Since researcher Eric Butler released Firesheep on Sunday, the add-on has been downloaded nearly 220,000 times.
"I was in a Peet's Coffee today, and someone was using Firesheep," said Andrew Storms, director of security operations at San Francisco-based nCircle Security. "There were only 10 people in there, and one was using it!"
But users aren't defenseless, Storms and several other experts maintained.
One way they can protect themselves against rogue Firesheep users, experts said on Tuesday, is to avoid public Wi-Fi networks that aren't encrypted and available only with a password.
However, Ian Gallagher, a senior security engineer with Security Innovation, argued that tosses out the baby with the bathwater. Gallagher is one of the two researchers who debuted Firesheep last weekend at a San Diego conference.

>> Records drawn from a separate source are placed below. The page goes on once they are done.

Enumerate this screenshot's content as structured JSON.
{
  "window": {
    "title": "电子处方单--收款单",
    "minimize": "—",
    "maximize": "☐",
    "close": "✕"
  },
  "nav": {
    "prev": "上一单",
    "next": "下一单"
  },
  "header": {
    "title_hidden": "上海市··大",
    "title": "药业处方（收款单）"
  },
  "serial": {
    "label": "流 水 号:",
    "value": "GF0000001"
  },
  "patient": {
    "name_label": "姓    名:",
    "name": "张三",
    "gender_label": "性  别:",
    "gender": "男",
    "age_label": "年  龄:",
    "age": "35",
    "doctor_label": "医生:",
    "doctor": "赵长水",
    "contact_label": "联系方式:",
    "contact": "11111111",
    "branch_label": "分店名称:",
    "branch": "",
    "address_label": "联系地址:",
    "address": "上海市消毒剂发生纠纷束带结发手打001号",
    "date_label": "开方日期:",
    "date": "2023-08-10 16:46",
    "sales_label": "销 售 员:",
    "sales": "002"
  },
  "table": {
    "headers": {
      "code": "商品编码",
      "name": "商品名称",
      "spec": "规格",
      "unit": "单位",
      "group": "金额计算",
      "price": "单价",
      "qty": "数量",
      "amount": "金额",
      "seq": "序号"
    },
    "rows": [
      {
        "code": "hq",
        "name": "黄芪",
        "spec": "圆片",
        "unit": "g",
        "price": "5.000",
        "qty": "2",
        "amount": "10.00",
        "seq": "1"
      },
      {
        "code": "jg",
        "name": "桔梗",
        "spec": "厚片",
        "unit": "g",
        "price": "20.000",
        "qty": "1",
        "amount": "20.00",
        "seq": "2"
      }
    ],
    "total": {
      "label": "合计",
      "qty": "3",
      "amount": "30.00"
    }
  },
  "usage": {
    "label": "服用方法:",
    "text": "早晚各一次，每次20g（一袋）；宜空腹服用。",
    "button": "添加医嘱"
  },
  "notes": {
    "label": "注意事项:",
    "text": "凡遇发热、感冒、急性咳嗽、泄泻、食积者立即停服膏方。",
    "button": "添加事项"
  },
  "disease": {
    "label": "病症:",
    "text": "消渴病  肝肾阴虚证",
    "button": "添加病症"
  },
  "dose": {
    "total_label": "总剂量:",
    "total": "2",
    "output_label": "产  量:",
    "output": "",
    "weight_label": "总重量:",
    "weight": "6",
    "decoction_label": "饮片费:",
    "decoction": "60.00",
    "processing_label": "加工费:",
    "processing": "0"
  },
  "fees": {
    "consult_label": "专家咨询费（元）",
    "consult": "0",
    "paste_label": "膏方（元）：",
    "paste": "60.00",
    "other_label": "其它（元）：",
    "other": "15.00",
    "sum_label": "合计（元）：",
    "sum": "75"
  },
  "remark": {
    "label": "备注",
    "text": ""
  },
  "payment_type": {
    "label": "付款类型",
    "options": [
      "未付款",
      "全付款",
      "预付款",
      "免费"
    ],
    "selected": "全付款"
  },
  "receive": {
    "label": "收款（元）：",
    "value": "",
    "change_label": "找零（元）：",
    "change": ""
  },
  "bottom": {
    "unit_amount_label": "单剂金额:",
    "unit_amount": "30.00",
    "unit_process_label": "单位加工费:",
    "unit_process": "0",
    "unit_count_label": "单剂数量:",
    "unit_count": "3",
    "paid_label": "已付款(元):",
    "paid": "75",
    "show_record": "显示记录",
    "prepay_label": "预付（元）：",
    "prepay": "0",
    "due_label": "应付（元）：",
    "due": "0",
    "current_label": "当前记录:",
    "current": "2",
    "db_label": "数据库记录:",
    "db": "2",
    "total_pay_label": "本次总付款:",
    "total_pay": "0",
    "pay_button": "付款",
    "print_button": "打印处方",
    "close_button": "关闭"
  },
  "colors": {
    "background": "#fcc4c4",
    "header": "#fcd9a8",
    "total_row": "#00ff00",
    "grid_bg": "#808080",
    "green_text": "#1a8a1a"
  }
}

An anthropology professor at Kansas State University, he first became widely known due to his “The Machine Is Us/Ing Us” video that deconstructed the Web 2.0 movement. What people didn’t necessarily realize when they watched that, or his other videos such as “A Vision of Students Today” is that they are being presented anthropological theory. It’s just in a remarkable accessible format, free of jargon and citation of French critical theorists.
… His talk on Mediated Culture was among the highest rated of the event, and elicited both the most laughter and the most tears of any talk. His is an affirming message of the ability of our media to connect us in powerful ways, and our responsibility, as designers and developers of these new media, to be mindful of these potential affects.